• [TASK ITEM]: All lines holding the string "settings" should be copied from the data below.

(Interface dataset entries)

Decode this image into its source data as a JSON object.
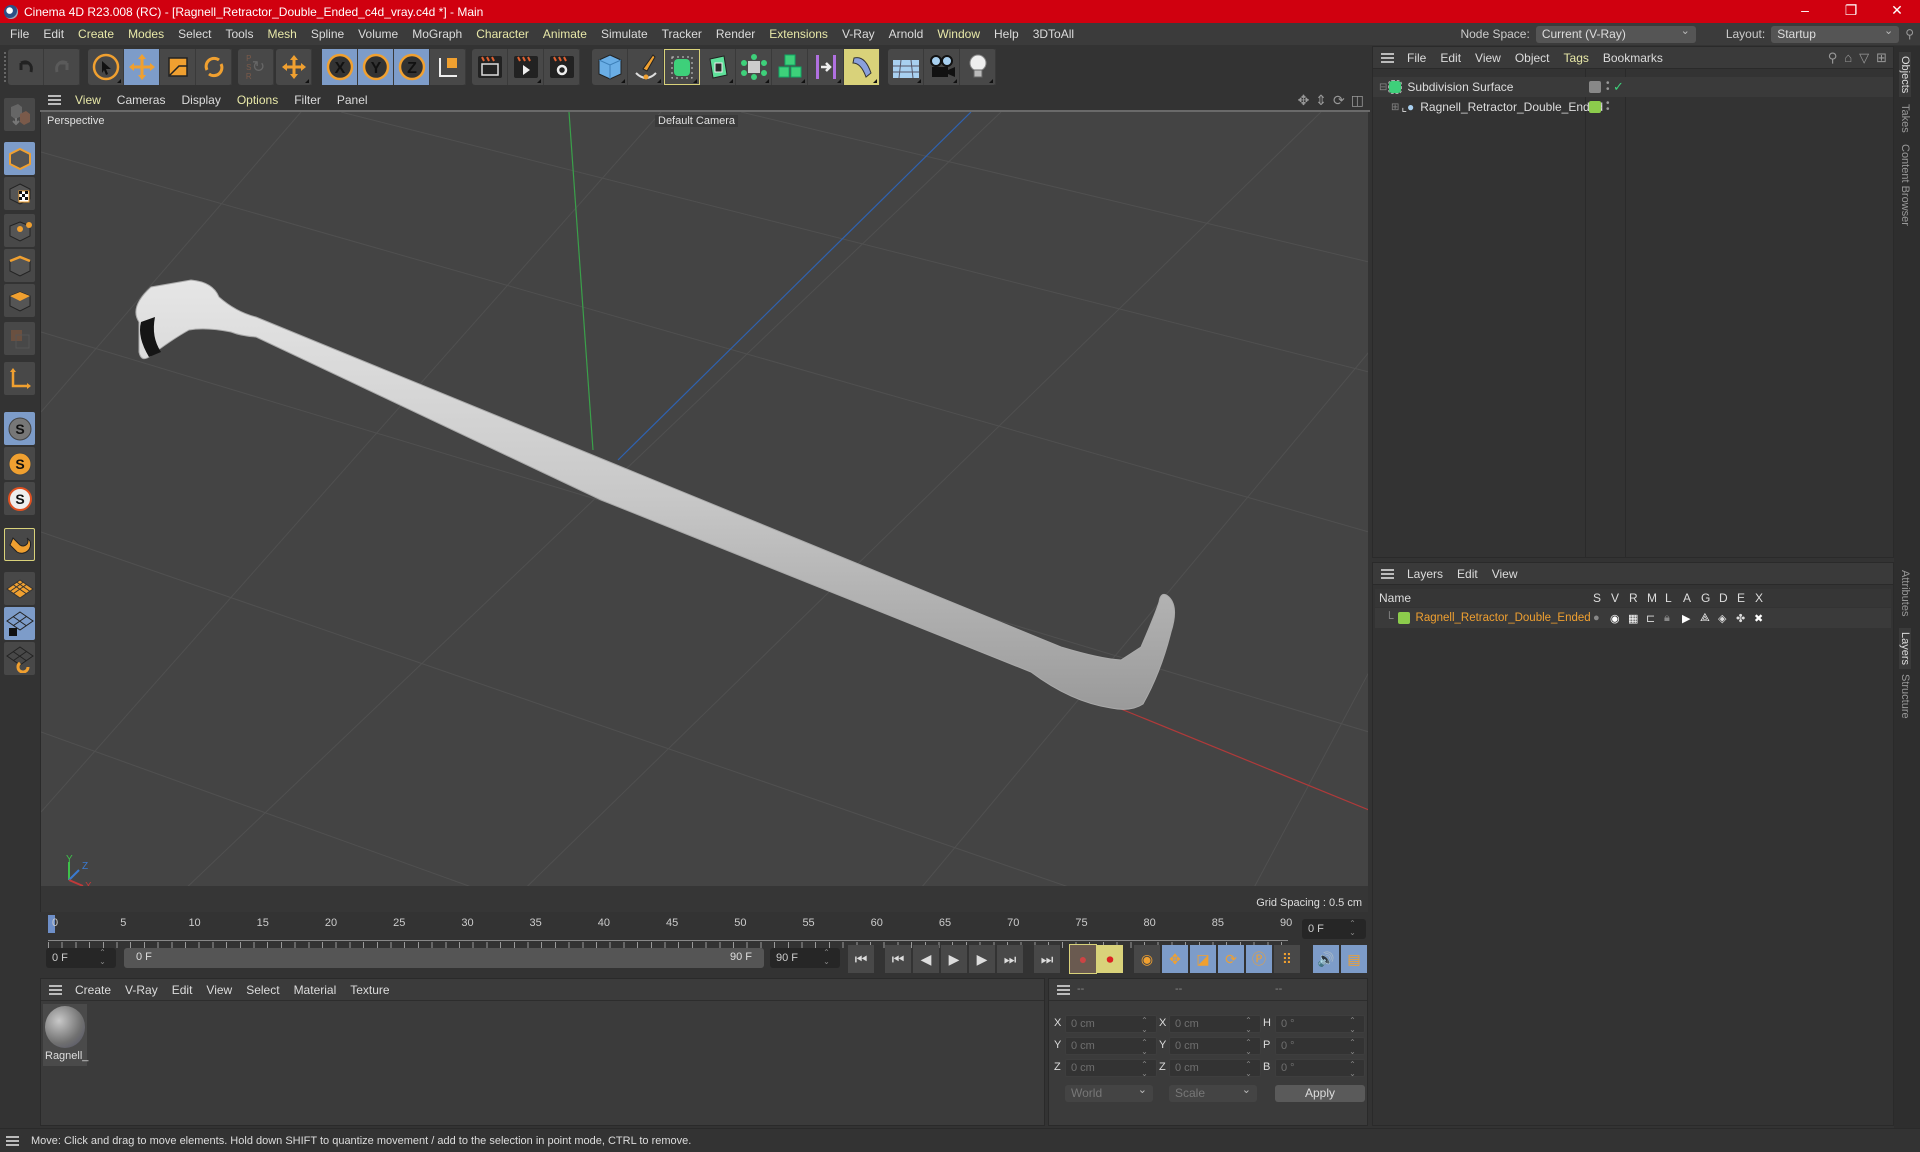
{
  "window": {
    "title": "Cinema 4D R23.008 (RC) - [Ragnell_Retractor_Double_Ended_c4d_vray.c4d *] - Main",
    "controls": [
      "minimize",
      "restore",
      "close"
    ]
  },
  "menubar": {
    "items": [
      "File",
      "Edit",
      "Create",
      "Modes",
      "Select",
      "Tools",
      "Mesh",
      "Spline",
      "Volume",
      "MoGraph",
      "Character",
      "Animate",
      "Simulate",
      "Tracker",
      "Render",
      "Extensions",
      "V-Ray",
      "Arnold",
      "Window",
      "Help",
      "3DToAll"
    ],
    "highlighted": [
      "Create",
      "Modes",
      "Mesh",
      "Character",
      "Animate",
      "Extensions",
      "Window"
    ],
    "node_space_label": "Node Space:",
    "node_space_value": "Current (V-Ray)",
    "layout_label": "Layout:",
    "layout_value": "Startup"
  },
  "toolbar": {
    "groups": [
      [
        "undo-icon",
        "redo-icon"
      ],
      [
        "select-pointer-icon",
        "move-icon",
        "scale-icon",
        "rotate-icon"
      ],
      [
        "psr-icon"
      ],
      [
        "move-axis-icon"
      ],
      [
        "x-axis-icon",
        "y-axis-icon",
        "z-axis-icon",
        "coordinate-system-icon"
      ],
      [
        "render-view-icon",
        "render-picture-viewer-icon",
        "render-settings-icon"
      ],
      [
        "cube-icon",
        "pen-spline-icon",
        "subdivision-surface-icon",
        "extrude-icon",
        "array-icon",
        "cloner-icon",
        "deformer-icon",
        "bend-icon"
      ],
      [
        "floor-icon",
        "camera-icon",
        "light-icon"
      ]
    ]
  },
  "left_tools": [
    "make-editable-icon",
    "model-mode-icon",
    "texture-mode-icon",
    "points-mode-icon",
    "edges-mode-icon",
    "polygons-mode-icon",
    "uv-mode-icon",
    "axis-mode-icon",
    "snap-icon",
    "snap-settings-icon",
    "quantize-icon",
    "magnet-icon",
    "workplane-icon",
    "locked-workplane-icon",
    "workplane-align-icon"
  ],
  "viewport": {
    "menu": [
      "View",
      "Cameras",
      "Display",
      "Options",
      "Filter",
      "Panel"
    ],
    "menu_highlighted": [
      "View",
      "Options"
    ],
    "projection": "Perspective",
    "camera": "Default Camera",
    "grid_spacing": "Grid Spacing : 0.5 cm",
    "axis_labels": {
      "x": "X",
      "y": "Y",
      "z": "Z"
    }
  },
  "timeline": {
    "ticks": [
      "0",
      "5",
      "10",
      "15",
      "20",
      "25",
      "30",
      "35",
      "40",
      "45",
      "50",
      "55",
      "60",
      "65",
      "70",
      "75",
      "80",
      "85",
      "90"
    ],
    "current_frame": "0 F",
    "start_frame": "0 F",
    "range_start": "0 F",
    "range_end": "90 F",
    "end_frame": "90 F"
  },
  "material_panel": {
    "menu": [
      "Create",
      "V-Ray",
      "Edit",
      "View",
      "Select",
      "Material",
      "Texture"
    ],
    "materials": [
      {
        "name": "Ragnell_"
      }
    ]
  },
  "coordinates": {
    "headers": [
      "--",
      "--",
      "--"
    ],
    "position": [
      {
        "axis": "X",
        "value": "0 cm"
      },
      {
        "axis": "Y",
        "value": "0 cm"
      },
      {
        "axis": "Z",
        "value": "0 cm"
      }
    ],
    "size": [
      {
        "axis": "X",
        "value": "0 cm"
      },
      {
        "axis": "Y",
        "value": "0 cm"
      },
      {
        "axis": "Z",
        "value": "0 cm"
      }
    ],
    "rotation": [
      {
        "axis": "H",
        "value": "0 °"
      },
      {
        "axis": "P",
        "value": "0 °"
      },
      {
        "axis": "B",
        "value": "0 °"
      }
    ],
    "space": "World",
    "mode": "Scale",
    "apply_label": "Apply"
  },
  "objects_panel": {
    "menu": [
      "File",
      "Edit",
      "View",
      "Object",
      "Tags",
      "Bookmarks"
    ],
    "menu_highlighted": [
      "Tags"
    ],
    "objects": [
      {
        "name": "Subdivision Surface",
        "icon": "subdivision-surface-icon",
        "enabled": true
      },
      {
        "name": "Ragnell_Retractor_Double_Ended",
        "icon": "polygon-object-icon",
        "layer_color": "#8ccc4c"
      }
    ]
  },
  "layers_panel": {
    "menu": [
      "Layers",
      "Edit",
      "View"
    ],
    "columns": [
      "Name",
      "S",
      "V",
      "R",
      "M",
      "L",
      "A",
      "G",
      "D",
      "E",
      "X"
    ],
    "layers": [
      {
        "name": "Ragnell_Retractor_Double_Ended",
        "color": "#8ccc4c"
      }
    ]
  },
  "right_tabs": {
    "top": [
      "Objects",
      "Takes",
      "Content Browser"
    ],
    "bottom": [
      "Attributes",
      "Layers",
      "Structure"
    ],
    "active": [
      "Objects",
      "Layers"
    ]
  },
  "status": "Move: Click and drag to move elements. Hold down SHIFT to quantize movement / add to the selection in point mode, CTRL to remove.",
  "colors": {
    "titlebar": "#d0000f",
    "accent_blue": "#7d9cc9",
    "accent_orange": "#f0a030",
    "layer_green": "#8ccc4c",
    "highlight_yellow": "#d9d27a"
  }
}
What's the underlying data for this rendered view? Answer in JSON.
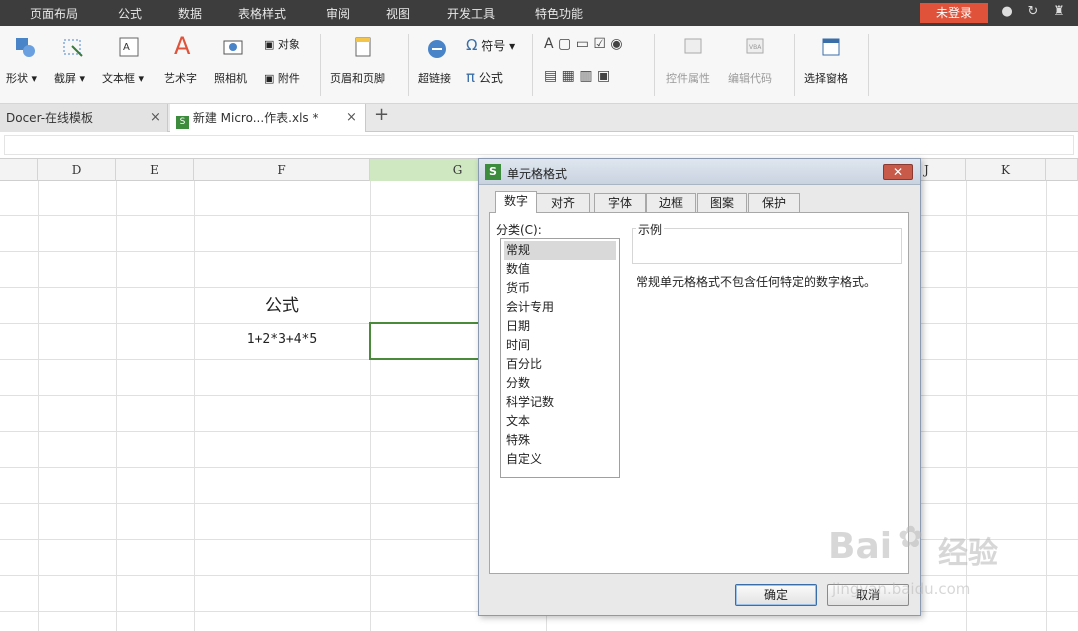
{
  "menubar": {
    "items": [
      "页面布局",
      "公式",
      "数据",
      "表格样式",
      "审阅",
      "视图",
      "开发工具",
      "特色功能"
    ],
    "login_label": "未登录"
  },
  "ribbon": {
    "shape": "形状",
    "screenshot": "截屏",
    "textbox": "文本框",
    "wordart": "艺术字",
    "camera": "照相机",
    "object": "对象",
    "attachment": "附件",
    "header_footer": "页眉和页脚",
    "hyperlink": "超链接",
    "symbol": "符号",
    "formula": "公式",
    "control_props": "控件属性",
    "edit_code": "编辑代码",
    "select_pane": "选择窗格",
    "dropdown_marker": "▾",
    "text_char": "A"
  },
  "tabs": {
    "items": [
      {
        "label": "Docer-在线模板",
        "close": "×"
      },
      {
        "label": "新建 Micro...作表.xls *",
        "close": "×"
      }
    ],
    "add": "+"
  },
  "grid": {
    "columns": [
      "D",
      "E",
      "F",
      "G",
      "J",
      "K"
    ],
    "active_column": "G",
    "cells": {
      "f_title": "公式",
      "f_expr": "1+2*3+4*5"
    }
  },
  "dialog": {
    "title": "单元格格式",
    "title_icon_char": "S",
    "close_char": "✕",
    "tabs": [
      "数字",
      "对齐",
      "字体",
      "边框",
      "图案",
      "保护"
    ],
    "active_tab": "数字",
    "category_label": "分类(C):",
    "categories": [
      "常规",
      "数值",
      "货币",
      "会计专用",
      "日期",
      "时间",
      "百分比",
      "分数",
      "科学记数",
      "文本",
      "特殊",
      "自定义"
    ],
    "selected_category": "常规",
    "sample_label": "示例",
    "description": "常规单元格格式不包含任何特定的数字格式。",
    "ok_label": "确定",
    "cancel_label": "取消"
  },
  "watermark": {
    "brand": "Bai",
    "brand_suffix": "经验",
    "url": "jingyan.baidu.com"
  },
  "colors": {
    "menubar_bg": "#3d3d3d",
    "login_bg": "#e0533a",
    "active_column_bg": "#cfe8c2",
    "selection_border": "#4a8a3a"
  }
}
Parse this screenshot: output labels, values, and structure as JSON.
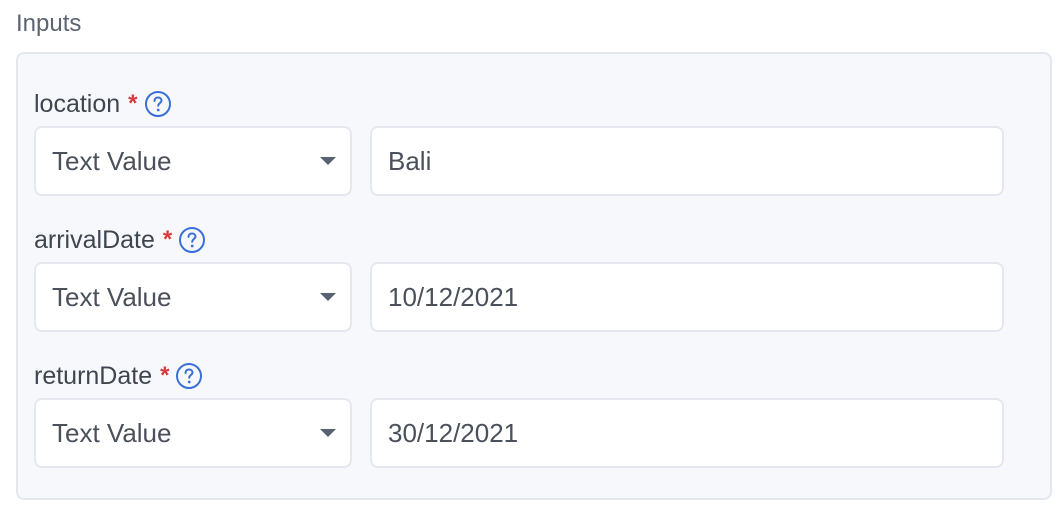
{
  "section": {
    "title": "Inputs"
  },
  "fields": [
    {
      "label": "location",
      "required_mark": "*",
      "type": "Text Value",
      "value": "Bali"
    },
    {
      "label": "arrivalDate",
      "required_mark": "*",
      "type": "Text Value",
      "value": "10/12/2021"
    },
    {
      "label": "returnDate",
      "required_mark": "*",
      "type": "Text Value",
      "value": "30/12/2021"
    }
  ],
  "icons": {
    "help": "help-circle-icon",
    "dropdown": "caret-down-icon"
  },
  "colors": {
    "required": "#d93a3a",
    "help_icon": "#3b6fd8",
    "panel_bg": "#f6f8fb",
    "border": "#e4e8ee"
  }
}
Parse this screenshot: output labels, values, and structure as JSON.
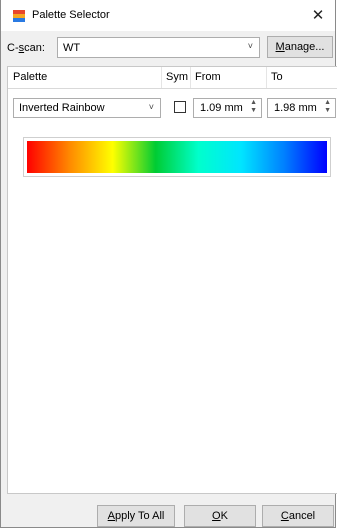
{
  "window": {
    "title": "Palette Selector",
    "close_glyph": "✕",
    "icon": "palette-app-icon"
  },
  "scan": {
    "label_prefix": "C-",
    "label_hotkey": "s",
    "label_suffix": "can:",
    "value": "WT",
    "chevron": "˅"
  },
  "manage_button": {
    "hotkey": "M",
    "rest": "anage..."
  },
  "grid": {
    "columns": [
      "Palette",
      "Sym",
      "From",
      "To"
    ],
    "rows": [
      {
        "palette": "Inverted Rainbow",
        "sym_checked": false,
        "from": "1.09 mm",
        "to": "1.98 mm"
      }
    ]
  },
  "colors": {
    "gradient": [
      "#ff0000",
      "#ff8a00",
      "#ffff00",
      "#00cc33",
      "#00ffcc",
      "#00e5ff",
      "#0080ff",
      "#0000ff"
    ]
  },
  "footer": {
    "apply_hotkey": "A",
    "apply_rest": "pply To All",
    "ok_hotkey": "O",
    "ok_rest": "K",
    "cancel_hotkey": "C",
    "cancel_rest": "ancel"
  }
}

• [RESULT OF THE EXERCISE]:
        "render-settings-icon"
    "snap-settings-icon",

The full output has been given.